Religious groups, vaccination opponents and parental rights groups say that a 12-year-old is too young to make such medical decisions themselves. Others say that vaccinations regarding sexual activity send the wrong message to young girls and that girls should be taught abstinence instead.

The issue is especially contentious after Republican presidential candidate Michelle Bachmann cited a woman who said her daughter "suffered from mental retardation" after receiving the vaccine.

Art Caplan, the bioethicist who offered Bachmann $10,000 if she could produce evidence for her claims, told KPCC's Patt Morrison that he thinks any move to make more available a vaccine that prevents cervical cancer is a good idea.

Regarding the parental consent issue, Caplan commented, "We've carved out an area in law, in many, many states, that says you don't need your parents' permission if it pertains to your sexual health."

He added, however, that he's not sure that this bill will mean significant numbers of girls will initiate getting the vaccine themselves. "I worry that despite the law, it's not going to have much impact. Right now the uptake of this vaccine's about no more than 20 percent of women."

Caplan explained that, while he thinks girls shouldn't need parental consent, he also thinks a space needs to be "carved out" for daughters to talk to their parents about sex-related issues.

Shannon Smith-Crowley, director of government relations at the American Congress of Obstetricians and Gynecologists, which co-sponsored the bill along with two other organizations, explained to Patt Morrison the reason behind the bill and the expected impact.

"We were looking at 15-, 16-, 17-year-olds that regularly come to the OB/GYN office for all kinds of other care and were able to consent to everything else except for this. So it is very unlikely that a 12-year-old will have the wherewithal and the motivation to get these vaccines. It'll likely be the older teens."

WEIGH IN:

Is it acceptable for 12-year-old girls to get a vaccine without consent of their parents?

Guests:

Arthur Caplan, director, Center for Bioethics, University of Pennsylvania

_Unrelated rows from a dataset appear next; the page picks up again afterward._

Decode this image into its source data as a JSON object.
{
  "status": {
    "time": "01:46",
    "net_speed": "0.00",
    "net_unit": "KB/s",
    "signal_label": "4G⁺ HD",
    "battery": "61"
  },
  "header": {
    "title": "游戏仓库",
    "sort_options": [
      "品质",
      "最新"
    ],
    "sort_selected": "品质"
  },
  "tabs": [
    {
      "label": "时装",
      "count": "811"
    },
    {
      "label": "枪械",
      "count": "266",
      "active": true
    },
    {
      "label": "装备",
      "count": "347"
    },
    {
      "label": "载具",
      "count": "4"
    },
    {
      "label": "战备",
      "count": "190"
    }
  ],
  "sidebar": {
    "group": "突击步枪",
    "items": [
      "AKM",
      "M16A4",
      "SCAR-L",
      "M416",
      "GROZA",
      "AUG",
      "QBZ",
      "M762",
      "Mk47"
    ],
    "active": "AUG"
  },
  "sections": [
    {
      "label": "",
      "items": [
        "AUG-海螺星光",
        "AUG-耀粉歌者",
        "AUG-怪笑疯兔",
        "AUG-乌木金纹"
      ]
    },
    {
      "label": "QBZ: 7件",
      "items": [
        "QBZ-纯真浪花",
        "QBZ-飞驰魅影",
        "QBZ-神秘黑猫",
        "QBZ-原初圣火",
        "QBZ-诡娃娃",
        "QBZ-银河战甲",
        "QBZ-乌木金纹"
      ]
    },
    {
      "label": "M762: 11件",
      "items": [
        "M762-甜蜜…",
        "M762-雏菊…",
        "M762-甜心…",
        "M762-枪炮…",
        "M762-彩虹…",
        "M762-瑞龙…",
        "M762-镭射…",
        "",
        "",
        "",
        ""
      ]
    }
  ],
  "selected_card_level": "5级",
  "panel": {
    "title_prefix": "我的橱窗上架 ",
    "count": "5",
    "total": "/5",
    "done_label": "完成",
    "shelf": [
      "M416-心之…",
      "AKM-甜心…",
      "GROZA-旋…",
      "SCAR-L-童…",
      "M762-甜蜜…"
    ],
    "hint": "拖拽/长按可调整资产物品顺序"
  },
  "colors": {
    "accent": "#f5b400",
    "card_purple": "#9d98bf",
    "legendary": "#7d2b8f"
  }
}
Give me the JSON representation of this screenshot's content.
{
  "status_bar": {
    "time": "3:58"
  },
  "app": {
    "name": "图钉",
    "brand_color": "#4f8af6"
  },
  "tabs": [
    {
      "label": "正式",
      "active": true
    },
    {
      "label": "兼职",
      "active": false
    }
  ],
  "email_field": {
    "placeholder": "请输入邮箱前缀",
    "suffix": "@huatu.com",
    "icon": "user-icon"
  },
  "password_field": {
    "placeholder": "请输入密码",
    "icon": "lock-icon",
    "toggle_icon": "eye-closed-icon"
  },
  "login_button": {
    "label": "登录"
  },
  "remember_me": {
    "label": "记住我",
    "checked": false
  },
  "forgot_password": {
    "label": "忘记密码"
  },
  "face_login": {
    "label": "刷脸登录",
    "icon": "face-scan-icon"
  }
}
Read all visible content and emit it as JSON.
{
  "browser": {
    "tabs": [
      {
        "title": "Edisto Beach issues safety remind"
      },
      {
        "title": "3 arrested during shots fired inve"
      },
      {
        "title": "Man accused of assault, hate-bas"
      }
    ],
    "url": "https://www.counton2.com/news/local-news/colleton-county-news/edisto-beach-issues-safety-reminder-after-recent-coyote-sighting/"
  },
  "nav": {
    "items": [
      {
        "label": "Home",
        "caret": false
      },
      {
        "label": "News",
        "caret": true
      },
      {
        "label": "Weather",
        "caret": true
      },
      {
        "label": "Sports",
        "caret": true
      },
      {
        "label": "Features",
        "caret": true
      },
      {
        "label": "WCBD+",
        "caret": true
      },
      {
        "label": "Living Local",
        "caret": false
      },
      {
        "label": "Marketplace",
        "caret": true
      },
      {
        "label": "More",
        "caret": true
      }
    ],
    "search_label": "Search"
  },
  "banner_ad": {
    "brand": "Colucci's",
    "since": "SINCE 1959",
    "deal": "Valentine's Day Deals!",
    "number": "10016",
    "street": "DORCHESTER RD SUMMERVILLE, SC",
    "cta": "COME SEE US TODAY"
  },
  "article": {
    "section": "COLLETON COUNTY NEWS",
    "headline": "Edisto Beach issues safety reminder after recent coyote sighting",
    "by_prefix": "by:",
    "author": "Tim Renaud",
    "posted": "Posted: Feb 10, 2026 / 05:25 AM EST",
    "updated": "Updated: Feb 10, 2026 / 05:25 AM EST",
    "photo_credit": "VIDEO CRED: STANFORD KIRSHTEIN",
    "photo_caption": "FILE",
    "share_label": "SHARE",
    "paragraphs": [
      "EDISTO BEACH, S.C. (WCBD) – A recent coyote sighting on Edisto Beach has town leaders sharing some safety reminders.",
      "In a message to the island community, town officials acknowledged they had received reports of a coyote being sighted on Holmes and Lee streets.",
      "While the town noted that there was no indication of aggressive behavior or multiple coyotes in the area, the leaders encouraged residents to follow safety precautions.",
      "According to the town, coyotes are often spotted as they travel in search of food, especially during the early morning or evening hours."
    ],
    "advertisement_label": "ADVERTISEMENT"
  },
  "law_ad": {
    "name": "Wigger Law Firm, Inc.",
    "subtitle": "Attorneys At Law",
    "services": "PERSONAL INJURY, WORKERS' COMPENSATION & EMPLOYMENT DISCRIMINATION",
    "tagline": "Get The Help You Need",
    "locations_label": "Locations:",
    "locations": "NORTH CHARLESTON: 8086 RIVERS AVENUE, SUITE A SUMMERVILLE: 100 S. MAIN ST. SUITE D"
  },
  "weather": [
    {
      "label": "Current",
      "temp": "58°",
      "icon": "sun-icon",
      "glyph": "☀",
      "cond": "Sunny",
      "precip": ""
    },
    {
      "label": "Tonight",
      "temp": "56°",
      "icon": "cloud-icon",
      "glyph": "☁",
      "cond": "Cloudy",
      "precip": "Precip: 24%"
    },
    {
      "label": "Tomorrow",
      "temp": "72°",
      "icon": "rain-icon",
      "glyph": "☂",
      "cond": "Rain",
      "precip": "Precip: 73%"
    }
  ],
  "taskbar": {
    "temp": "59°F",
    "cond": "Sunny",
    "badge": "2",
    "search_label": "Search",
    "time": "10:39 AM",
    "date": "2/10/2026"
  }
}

Shannon Smith-Crowley, director, Government Relations, American Congress of Obstetricians & Gynecologists, which cosponsored the bill along with the STD Controllers Branch and Health Officers Association of California